====== DATA TO USE ======
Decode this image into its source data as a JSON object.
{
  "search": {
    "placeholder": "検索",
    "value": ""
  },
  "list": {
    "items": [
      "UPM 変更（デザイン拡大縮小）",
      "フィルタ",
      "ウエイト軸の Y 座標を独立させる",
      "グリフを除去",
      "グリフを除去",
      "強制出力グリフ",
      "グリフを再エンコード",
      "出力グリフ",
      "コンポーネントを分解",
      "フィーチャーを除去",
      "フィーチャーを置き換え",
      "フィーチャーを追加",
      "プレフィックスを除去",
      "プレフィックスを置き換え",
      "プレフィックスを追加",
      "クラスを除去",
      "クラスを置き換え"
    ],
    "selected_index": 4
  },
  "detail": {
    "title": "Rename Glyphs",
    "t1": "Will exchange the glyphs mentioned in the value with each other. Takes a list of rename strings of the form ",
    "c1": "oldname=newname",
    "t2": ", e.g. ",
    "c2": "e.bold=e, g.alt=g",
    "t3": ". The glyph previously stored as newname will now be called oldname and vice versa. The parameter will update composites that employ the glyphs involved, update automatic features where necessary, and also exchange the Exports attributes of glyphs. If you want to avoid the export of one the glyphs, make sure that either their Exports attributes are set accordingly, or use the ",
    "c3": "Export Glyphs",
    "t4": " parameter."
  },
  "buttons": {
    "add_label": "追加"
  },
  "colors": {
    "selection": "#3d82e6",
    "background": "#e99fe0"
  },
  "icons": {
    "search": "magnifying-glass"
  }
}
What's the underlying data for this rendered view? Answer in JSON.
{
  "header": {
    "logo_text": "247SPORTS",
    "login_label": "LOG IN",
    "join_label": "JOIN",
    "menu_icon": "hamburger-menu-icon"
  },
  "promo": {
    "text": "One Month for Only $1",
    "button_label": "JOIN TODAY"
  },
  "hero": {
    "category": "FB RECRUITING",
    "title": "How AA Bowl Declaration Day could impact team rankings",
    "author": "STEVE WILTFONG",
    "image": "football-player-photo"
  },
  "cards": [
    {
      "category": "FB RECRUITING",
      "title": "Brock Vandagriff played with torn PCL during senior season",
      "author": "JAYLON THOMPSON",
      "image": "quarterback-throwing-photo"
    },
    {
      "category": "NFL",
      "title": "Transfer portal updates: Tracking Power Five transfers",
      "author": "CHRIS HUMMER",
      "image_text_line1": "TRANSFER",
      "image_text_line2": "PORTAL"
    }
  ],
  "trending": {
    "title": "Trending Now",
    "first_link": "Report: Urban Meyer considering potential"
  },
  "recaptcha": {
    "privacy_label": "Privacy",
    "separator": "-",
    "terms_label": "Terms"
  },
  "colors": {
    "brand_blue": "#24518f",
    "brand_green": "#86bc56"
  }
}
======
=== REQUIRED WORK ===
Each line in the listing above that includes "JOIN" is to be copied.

=== RESULT OF THE EXERCISE ===
    "join_label": "JOIN",
    "button_label": "JOIN TODAY"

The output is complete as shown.